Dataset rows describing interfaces
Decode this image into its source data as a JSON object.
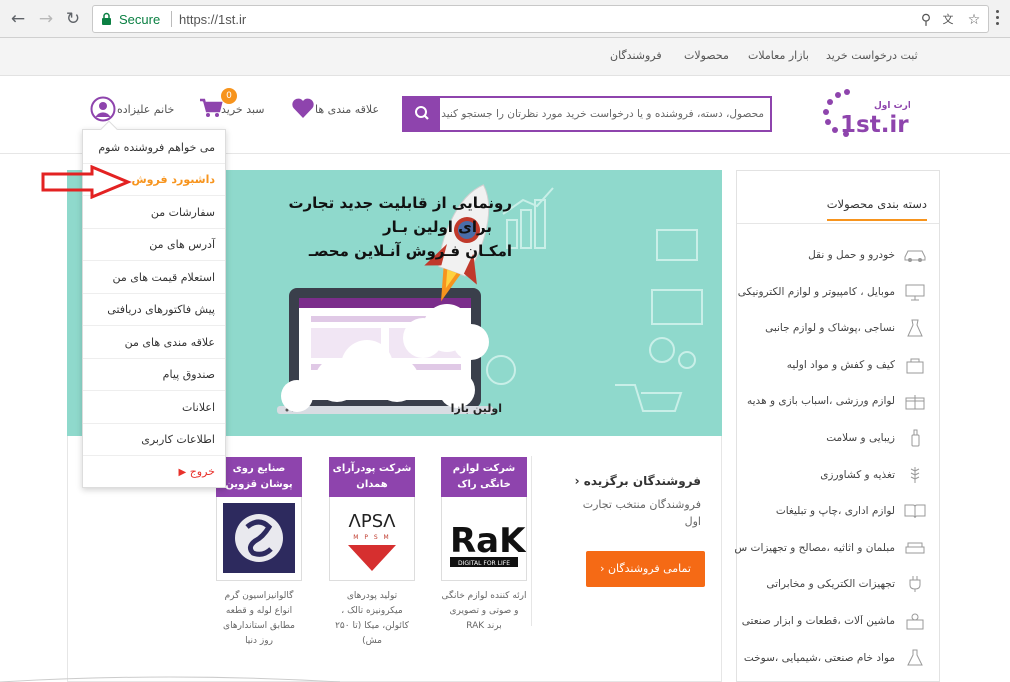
{
  "browser": {
    "secure_label": "Secure",
    "url": "https://1st.ir"
  },
  "topbar": {
    "links": [
      "ثبت درخواست خرید",
      "بازار معاملات",
      "محصولات",
      "فروشندگان"
    ]
  },
  "header": {
    "logo_text": "1st.ir",
    "logo_caption": "تجارت اول",
    "search_placeholder": "محصول، دسته، فروشنده و یا درخواست خرید مورد نظرتان را جستجو کنید",
    "wishlist_label": "علاقه مندی ها",
    "cart_label": "سبد خرید",
    "cart_count": "0",
    "user_label": "خانم علیزاده"
  },
  "dropdown": {
    "items": [
      "می خواهم فروشنده شوم",
      "داشبورد فروش",
      "سفارشات من",
      "آدرس های من",
      "استعلام قیمت های من",
      "پیش فاکتورهای دریافتی",
      "علاقه مندی های من",
      "صندوق پیام",
      "اعلانات",
      "اطلاعات کاربری",
      "خروج"
    ],
    "active_index": 1
  },
  "banner": {
    "line1": "رونمایی از قابلیت جدید تجارت",
    "line2": "برای اولین بـار",
    "line3": "امکـان فـروش آنـلاین محصـ",
    "footer_text": "اولین بازا"
  },
  "sidebar": {
    "title": "دسته بندی محصولات",
    "categories": [
      {
        "label": "خودرو و حمل و نقل",
        "icon": "car-icon"
      },
      {
        "label": "موبایل ، کامپیوتر و لوازم الکترونیکی",
        "icon": "monitor-icon"
      },
      {
        "label": "نساجی ،پوشاک و لوازم جانبی",
        "icon": "dress-icon"
      },
      {
        "label": "کیف و کفش و مواد اولیه",
        "icon": "bag-icon"
      },
      {
        "label": "لوازم ورزشی ،اسباب بازی و هدیه",
        "icon": "gift-icon"
      },
      {
        "label": "زیبایی و سلامت",
        "icon": "bottle-icon"
      },
      {
        "label": "تغذیه و کشاورزی",
        "icon": "wheat-icon"
      },
      {
        "label": "لوازم اداری ،چاپ و تبلیغات",
        "icon": "book-icon"
      },
      {
        "label": "مبلمان و اثاثیه ،مصالح و تجهیزات س",
        "icon": "sofa-icon"
      },
      {
        "label": "تجهیزات الکتریکی و مخابراتی",
        "icon": "plug-icon"
      },
      {
        "label": "ماشین آلات ،قطعات و ابزار صنعتی",
        "icon": "machine-icon"
      },
      {
        "label": "مواد خام صنعتی ،شیمیایی ،سوخت",
        "icon": "flask-icon"
      }
    ]
  },
  "featured": {
    "title": "فروشندگان برگزیده",
    "description": "فروشندگان منتخب تجارت اول",
    "all_button": "تمامی فروشندگان",
    "vendors": [
      {
        "name": "شرکت لوازم خانگی راک",
        "logo_text": "RaK",
        "logo_sub": "DIGITAL FOR LIFE",
        "desc": "ارئه کننده لوازم خانگی و صوتی و تصویری برند RAK"
      },
      {
        "name": "شرکت پودرآرای همدان",
        "logo_text": "ΛPSΛ",
        "logo_sub": "M P S M",
        "desc": "تولید پودرهای میکرونیزه تالک ، کائولن، میکا (تا ۲۵۰ مش)"
      },
      {
        "name": "صنایع روی پوشان قزوین",
        "logo_text": "",
        "logo_sub": "",
        "desc": "گالوانیزاسیون گرم انواع لوله و قطعه مطابق استاندارهای روز دنیا"
      }
    ]
  },
  "colors": {
    "purple": "#8e44ad",
    "orange": "#f7941d",
    "orange_button": "#f56a15",
    "banner_bg": "#8fd9cc",
    "logout_red": "#e8312b"
  }
}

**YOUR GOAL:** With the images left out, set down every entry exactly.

**WRITTEN ANSWER:**
Decode this image into its source data as a JSON object.
{
  "browser": {
    "secure_label": "Secure",
    "url": "https://1st.ir"
  },
  "topbar": {
    "links": [
      "ثبت درخواست خرید",
      "بازار معاملات",
      "محصولات",
      "فروشندگان"
    ]
  },
  "header": {
    "logo_text": "1st.ir",
    "logo_caption": "تجارت اول",
    "search_placeholder": "محصول، دسته، فروشنده و یا درخواست خرید مورد نظرتان را جستجو کنید",
    "wishlist_label": "علاقه مندی ها",
    "cart_label": "سبد خرید",
    "cart_count": "0",
    "user_label": "خانم علیزاده"
  },
  "dropdown": {
    "items": [
      "می خواهم فروشنده شوم",
      "داشبورد فروش",
      "سفارشات من",
      "آدرس های من",
      "استعلام قیمت های من",
      "پیش فاکتورهای دریافتی",
      "علاقه مندی های من",
      "صندوق پیام",
      "اعلانات",
      "اطلاعات کاربری",
      "خروج"
    ],
    "active_index": 1
  },
  "banner": {
    "line1": "رونمایی از قابلیت جدید تجارت",
    "line2": "برای اولین بـار",
    "line3": "امکـان فـروش آنـلاین محصـ",
    "footer_text": "اولین بازا"
  },
  "sidebar": {
    "title": "دسته بندی محصولات",
    "categories": [
      {
        "label": "خودرو و حمل و نقل",
        "icon": "car-icon"
      },
      {
        "label": "موبایل ، کامپیوتر و لوازم الکترونیکی",
        "icon": "monitor-icon"
      },
      {
        "label": "نساجی ،پوشاک و لوازم جانبی",
        "icon": "dress-icon"
      },
      {
        "label": "کیف و کفش و مواد اولیه",
        "icon": "bag-icon"
      },
      {
        "label": "لوازم ورزشی ،اسباب بازی و هدیه",
        "icon": "gift-icon"
      },
      {
        "label": "زیبایی و سلامت",
        "icon": "bottle-icon"
      },
      {
        "label": "تغذیه و کشاورزی",
        "icon": "wheat-icon"
      },
      {
        "label": "لوازم اداری ،چاپ و تبلیغات",
        "icon": "book-icon"
      },
      {
        "label": "مبلمان و اثاثیه ،مصالح و تجهیزات س",
        "icon": "sofa-icon"
      },
      {
        "label": "تجهیزات الکتریکی و مخابراتی",
        "icon": "plug-icon"
      },
      {
        "label": "ماشین آلات ،قطعات و ابزار صنعتی",
        "icon": "machine-icon"
      },
      {
        "label": "مواد خام صنعتی ،شیمیایی ،سوخت",
        "icon": "flask-icon"
      }
    ]
  },
  "featured": {
    "title": "فروشندگان برگزیده",
    "description": "فروشندگان منتخب تجارت اول",
    "all_button": "تمامی فروشندگان",
    "vendors": [
      {
        "name": "شرکت لوازم خانگی راک",
        "logo_text": "RaK",
        "logo_sub": "DIGITAL FOR LIFE",
        "desc": "ارئه کننده لوازم خانگی و صوتی و تصویری برند RAK"
      },
      {
        "name": "شرکت پودرآرای همدان",
        "logo_text": "ΛPSΛ",
        "logo_sub": "M P S M",
        "desc": "تولید پودرهای میکرونیزه تالک ، کائولن، میکا (تا ۲۵۰ مش)"
      },
      {
        "name": "صنایع روی پوشان قزوین",
        "logo_text": "",
        "logo_sub": "",
        "desc": "گالوانیزاسیون گرم انواع لوله و قطعه مطابق استاندارهای روز دنیا"
      }
    ]
  },
  "colors": {
    "purple": "#8e44ad",
    "orange": "#f7941d",
    "orange_button": "#f56a15",
    "banner_bg": "#8fd9cc",
    "logout_red": "#e8312b"
  }
}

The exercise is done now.